AMES, Iowa – Children are more likely to build money management skills and develop sound financial habits when what they learn at school is reinforced at home. A new curriculum from Iowa State University Extension and Outreach helps teachers and parents work together to increase financial literacy in Iowa youth.
The Financial Literacy Lesson Plans (Grades K-5) curriculum is available for free download from the ISU Extension Store, either by grade level or as an entire K-5 curriculum. The curriculum addresses the financial literacy content and skills that are part of both the State of Iowa’s 21st Century and Social Studies standards.
“This curriculum gives K–5 educators the tools they need to teach financial literacy in ways that are both developmentally appropriate and engaging for elementary students,” said Cynthia Needles Fletcher, a professor and extension specialist in human development and family studies.
The curriculum builds reading and vocabulary skills. Most of the lessons feature reading and discussion of a storybook as the main activity, with supplemental activities to extend learning and initiate discussions at home. The curriculum also reinforces a number of math standards, Fletcher said. Students get to apply mathematical thinking related to money and financial literacy concepts.
The lessons can be taught in fewer than 30 minutes, in most cases, making it easy to fit a lesson into the school day. Lessons can be taught in sequence at each grade level; however, each lesson also can stand alone. An educator doesn’t have to teach any one lesson prior to teaching another lesson at any grade level, Fletcher said.
“Much of what a teacher can do with these lessons happens in the classroom, but another important part happens at home, because home is where children pick up financial habits, attitudes and norms that will guide their financial behavior as adults,” Fletcher said. “Each lesson includes a section we’ve called ‘Home Talk.’ It’s information that teachers can share with parents or guardians so that they can revisit and reinforce the lesson’s concepts with their children.”

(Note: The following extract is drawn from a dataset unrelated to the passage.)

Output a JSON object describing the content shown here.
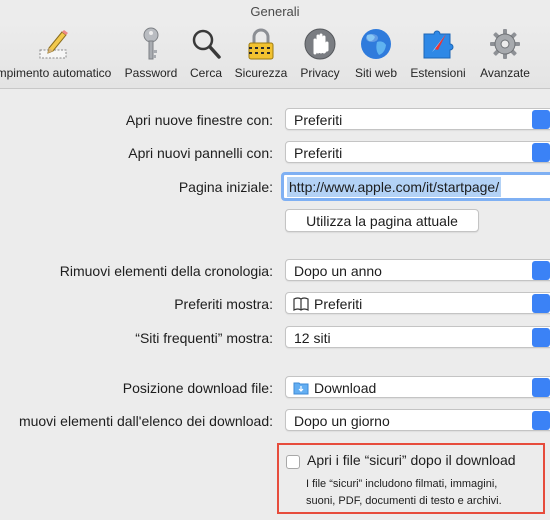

Glenda Seward, a learning design coach in Iowa’s Mid-Prairie Community School District, prepared the curriculum, which Fletcher reviewed. Seward holds Iowa teaching endorsements for Elementary Education, K–8, and Family and Consumer Sciences, 6-12; and has National Board Certification in Career and Technical Education: Secondary Family and Consumer Sciences.
“Glenda and I thank the K–5 teachers in the Mid-Prairie elementary schools who gave their time and talents for pilot testing the lessons and providing feedback to improve the end product,” Fletcher said.
The Iowa Insurance Division provided some financial support for the project.
Photo credit: Monkey Business/stock.adobe.com
Audio file available: For use in 2019
Transcript. Cynthia Needles Fletcher: “Much of what a teacher can do with these lessons happens in the classroom, but another important part happens at home, because home is where children pick up financial habits, attitudes and norms that will guide their financial behavior as adults. Each lesson includes a section we’ve called ‘Home Talk.’ It’s information that teachers can share with parents or guardians so that they can revisit and reinforce the lesson’s concepts with their children.”